What are some species to look out for while skimming summer restaurant menus? Squid, naturally, is a major mainstay and could arguably be found at almost every restaurant in the state. However, you may not be tuned in to local fish species. Don’t worry, we’ve done the work for you, and they’re listed below.
Summer Flounder (Fluke) with its white, flaky meat makes for a delicious dish and can be eaten with the skin on. Flounder is also nutritionally rich and a good low-fat source of B vitamins and niacin.
Black Bass (Sea Bass, Black Fish), although declared overfished in 2000, has successfully replenished in population thanks to strict fishing regulations and can be an excellent choice if craving seafood. Bass’ delicate, mild flavor means it needs little in the way of accoutrements, and it’s also a low-fat source of protein and magnesium.
Striped Bass (Striper, Rockfish) has a stronger flavor than its Black Bass cousin and is a little coarse in texture. Stripers are a source of low-fat protein and selenium.
Bluefish (Tailor, Snapper) is a darker species when raw, but when cooked takes on a lighter color. It has a rich, distinct taste (it feeds on Menhaden, a small, oil-rich fish) and its skin is edible. Bluefish does not freeze well which is why it’s a perfect product to consume close to its home habitat. It’s a good source of selenium, niacin, vitamin B12, magnesium and potassium.

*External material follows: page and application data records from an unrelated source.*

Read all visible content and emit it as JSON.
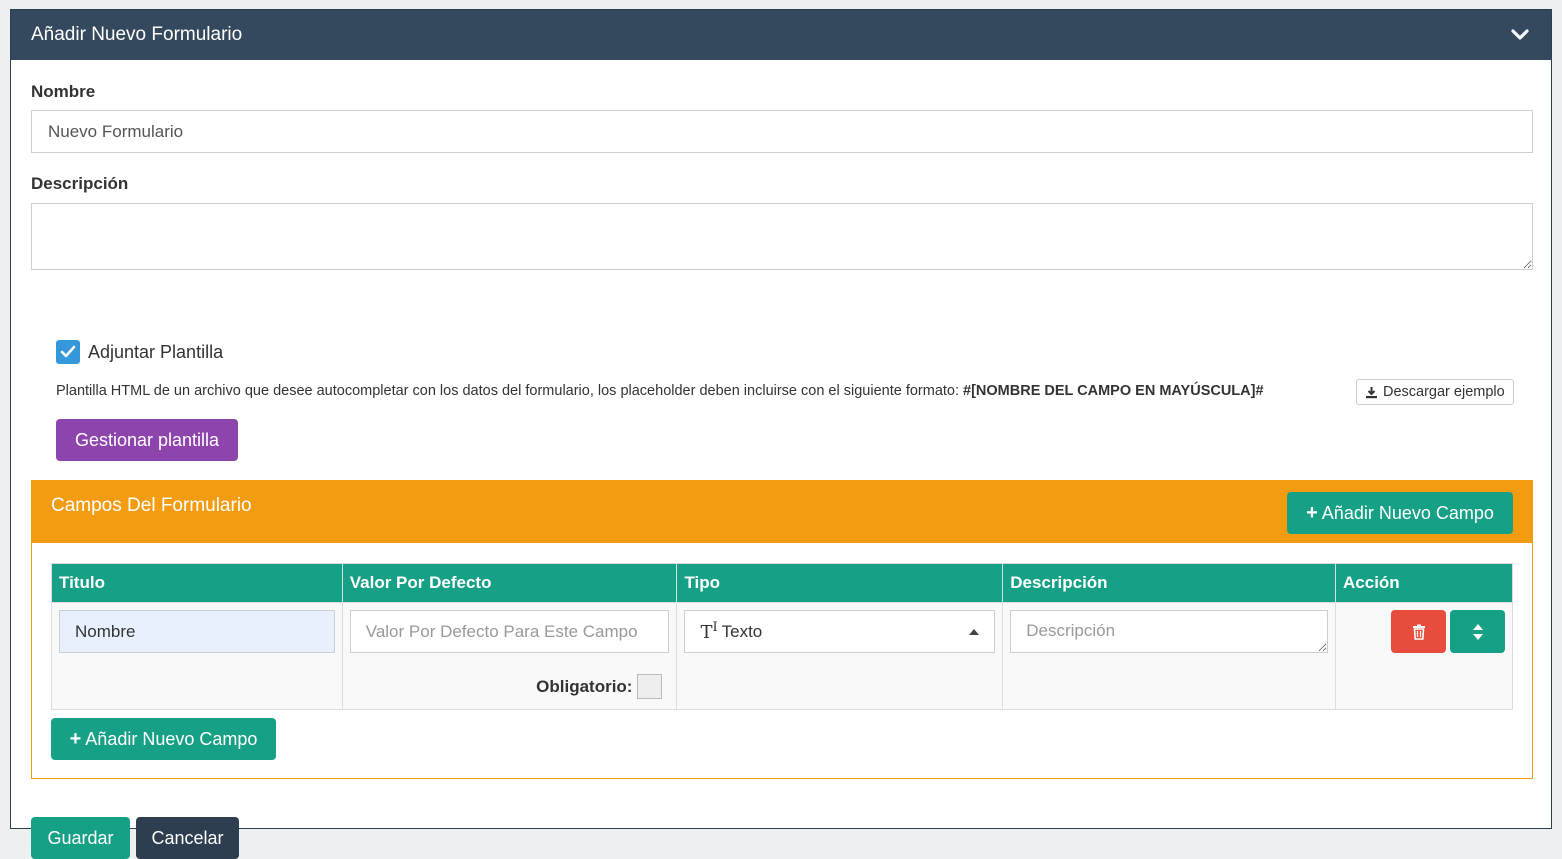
{
  "header": {
    "title": "Añadir Nuevo Formulario",
    "collapse_icon": "chevron-down-icon"
  },
  "form": {
    "name_label": "Nombre",
    "name_value": "Nuevo Formulario",
    "description_label": "Descripción",
    "description_value": "",
    "attach_template_label": "Adjuntar Plantilla",
    "attach_template_checked": true,
    "help_text": "Plantilla HTML de un archivo que desee autocompletar con los datos del formulario, los placeholder deben incluirse con el siguiente formato: ",
    "help_format": "#[NOMBRE DEL CAMPO EN MAYÚSCULA]#",
    "download_example_label": "Descargar ejemplo",
    "manage_template_label": "Gestionar plantilla"
  },
  "fields_panel": {
    "title": "Campos Del Formulario",
    "add_field_label": "Añadir Nuevo Campo",
    "columns": [
      "Titulo",
      "Valor Por Defecto",
      "Tipo",
      "Descripción",
      "Acción"
    ],
    "rows": [
      {
        "title": "Nombre",
        "default_placeholder": "Valor Por Defecto Para Este Campo",
        "required_label": "Obligatorio:",
        "required_checked": false,
        "type_icon": "text-type-icon",
        "type_label": "Texto",
        "description_placeholder": "Descripción"
      }
    ],
    "add_field_bottom_label": "Añadir Nuevo Campo"
  },
  "footer": {
    "save_label": "Guardar",
    "cancel_label": "Cancelar"
  },
  "colors": {
    "header": "#34495e",
    "orange": "#f39c12",
    "teal": "#16a085",
    "purple": "#8e44ad",
    "red": "#e74c3c",
    "checkbox": "#3498db",
    "dark": "#2c3e50"
  }
}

Scup (Porgy), is a small white fish harvested in local waters since the Colonial period. Scup is often compared to Tilapia, and in side-by-side taste tests (one recently conducted at Johnson & Wales University) people found Scup to be a delectable alternative to the more popular white fish species. Scup is low-sodium, low-fat and high in niacin, phosphorus, vitamins B6, B12 and selenium. It’s also a good source of protein.